This Cardiff pitch is not fit for competitive Test cricket – at least on the evidence so far. It seems that fears that the pitch would break up and Glamorgan would be shamed by a three day Test (or less) lead not only to the sacking of a groundsman but to a gross over-compensation by his successor. You could play a Durban 1938 length Test match on this pitch and not get a result. Just like in Adelaide in 2006 when after four days the curator was lambasted by all and sundry for the run-rich and bowler unfriendly pitch he delivered in the second Test of the 2006-7 Ashes series. Well we all remember what happened on that fifth day – the pitch didn’t crack up but England did! And don’t write off the possibility of the same happening at Cardiff 2009. This Test match is far from over!

Tuesday, July 07, 2009

The 2009 Ashes begin at last!

Mock ye not! Certainly I won’t be laughing at Glenn McGrath for his 5-0 (to Oz of course) Ashes whitewash prediction – not with my record as a Nostradamus anyway. Only a few weeks ago I predicted confidently that The British Isles Rugby team (aka The Lions) would be beaten by at least 20 points in each of the Test against the Springboks. The final points tally over the three Tests was Boks 63 Lions 74 by the way in case anyone forgets to tally it up. And how wonderfully well the Lions played from that moment in the first Test when they looked down and out at 7-26 early in the second half. Moral victors in the series? Well not quite – South Africa perhaps just about deserved to win but The Lions did all of the inhabitants of our little group of British islands proud didn’t they?

And so to Cardiff. Well I’ve vented my spleen enough about the iniquity of the choice of venue for the first Ashes Test – so now I’ll just head for the M4 and hope for the best. Having discovered laverbread on my last visit to the Principality I’m looking forward to breakfasting again on this mouth-watering dish. At the opening ceremony we are apparently going to hear “Hen Wlad Fy Nhadau” along with “Advance Australia Fair” with the British National Anthem with its reference to Her Maj (Head of State in both participant counties in The Ashes contest) not featuring. I wonder if this is the first sporting occasion when not one member of the home team could understand a word of the “home” anthem – let alone sing it.

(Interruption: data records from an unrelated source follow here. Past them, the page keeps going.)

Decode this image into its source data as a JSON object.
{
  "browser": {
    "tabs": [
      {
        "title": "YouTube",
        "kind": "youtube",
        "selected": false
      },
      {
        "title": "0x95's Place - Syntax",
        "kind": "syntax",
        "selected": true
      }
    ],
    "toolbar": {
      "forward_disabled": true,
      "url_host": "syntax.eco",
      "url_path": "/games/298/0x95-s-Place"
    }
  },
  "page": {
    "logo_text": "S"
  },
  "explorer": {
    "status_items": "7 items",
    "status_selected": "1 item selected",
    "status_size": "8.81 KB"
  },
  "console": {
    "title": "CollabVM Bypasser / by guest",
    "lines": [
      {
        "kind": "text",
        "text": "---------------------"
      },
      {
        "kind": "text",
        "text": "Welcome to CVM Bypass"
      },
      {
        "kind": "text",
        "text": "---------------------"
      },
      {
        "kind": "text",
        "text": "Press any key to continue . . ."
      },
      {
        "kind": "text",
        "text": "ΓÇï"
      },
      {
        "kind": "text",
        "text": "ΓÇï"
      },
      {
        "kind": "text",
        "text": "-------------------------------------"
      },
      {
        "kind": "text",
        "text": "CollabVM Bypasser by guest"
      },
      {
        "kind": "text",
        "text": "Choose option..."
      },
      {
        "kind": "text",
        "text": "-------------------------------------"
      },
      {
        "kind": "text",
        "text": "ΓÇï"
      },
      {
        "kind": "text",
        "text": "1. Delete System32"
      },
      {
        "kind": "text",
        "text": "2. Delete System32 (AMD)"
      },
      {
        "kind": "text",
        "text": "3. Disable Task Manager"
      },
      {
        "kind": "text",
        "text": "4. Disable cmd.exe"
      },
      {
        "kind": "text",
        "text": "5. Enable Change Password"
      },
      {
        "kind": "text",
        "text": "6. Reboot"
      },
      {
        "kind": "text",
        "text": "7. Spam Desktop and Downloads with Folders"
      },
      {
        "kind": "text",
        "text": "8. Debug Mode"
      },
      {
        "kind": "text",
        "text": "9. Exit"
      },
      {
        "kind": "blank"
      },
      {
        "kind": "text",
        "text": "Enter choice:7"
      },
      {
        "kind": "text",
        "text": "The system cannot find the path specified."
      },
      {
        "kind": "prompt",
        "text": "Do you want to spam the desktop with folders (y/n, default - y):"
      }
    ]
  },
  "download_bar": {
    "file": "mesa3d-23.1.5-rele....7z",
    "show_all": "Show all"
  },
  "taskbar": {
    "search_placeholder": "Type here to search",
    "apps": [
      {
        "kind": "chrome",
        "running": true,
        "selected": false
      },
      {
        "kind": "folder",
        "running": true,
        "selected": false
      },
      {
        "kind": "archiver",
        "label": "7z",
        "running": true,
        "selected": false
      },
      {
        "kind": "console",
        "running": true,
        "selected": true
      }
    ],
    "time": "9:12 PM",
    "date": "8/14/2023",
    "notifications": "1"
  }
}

Rumours abound about the Cardiff wicket and whether there is a cunning plot underway for Panesar and Swann to roll the Aussie over with their twiddlers. Decent bowlers both but I really do doubt that they strike fear into the hearts of our friends from down under. There will be one or two young Australian batsmen appearing in an Ashes Test for the first time – as a certain Don Bradman did 79 years ago at Trent Bridge. Wisden wrote of the young Don that summer that he was “A glorious driver, he hit the ball very hard, whilst his placing was almost invariably perfect. He scored most of his runs by driving, but he could cut, hook, or turn the ball to leg with almost the same certainty.” Bradman was 21 years old that summer – about the same age as the tyro Philip Hughes this year. I’ll try and put the mockers on Hughes by making the comparison with the Don but it really does seem that he has the same range of shots as his illustrious predecessor. Has he the nerve as well? We shall see.

It is customary to say that bowlers win matches and so it is on the bowling attacks that many commentators are concentrating in there pre-Ashes pieces. I’ll do the opposite and suggest that the key players, other than Hughes, will be the indisputably great Ricky Ponting, the reliable and solid Hussey, the now in-form North and the almost Gilchrist- like Haddin who could be the reason that Australia will have the edge. Mind you if Strauss, Bopara and Pietersen all strike form on the same day – backed up by Cook and Colly and the rest England might post the occasional formidable total themselves. I also have strange gut feel that Ian Bell is going to feature some time during the series and that he will do well – but that as near as I’ll get to a prediction.

Well “Iachydd Dda” to you all – let’s hope for some fine cricket this week!